The study, titled "Examining the Association Between Temperature and Emergency Room Visits from Mental Health-Related Outcomes in California," examined temperature, a combination of temperature and humidity, and daily counts of mental health-related emergency room visits in California, during both the warm season of May through October, and the cold season of November-April. Data from 2005-2013, covering 16 different California climate zones, were included in the analysis.

The study found that increasing temperatures affected mental health not only in the summer, but in the winter as well, showing that increases in temperature affect mental health throughout the year in California. Similar trends over both the warm and cold seasons were attributed to California’s mild temperatures, particularly in the coastal areas where the majority of Californians live.  A 10-degree Fahrenheit increase in temperature was associated with an increase in emergency room visits for overall mental health outcomes, intentional injury/homicide, and self-injury/suicide of 4.8, 7.9, and 5.8 percent, respectively, during the warm season.

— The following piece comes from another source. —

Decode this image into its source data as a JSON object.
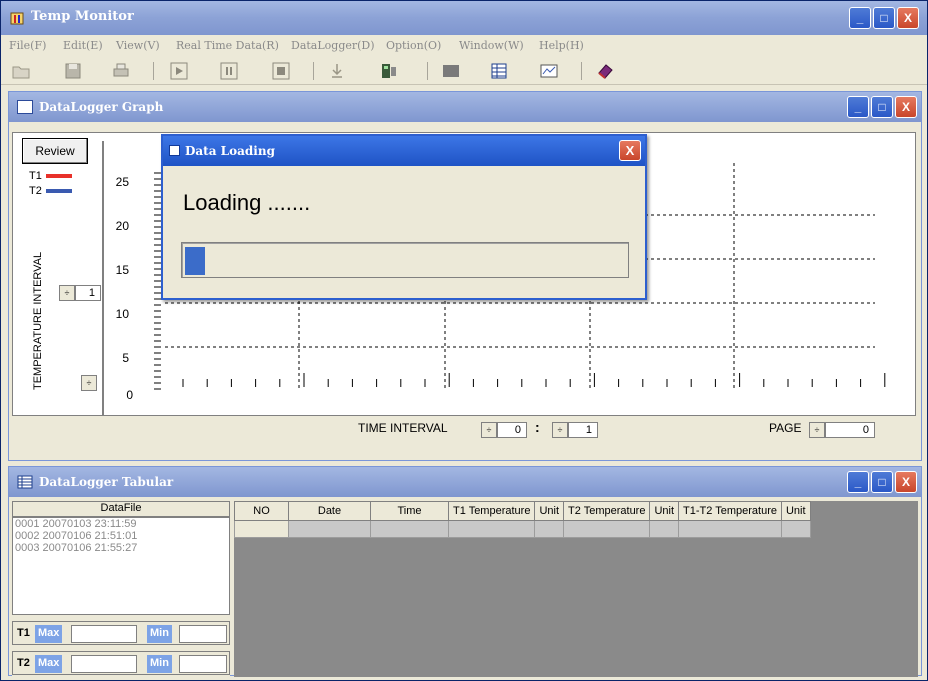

Some researchers have linked heat exposure with increased stress, and have found that with extended periods of heat, irritability and psychological distress, including risky behaviors such as alcohol consumption, violence, and aggression, are more common. Those who are taking certain medications, such as anti-depressants or beta-blockers, may also be at greater risk of mental-health related illnesses during heat exposure.

OEHHA’s Dr. Basu co-authored the paper with other OEHHA scientists and a graduate student from the Yale University School of Public Health.

The study is available online at

OEHHA is the primary state entity for the assessment of risks posed by chemical contaminants in the environment. Its mission is to protect and enhance public health and the environment by scientific evaluation of risks posed by hazardous substances.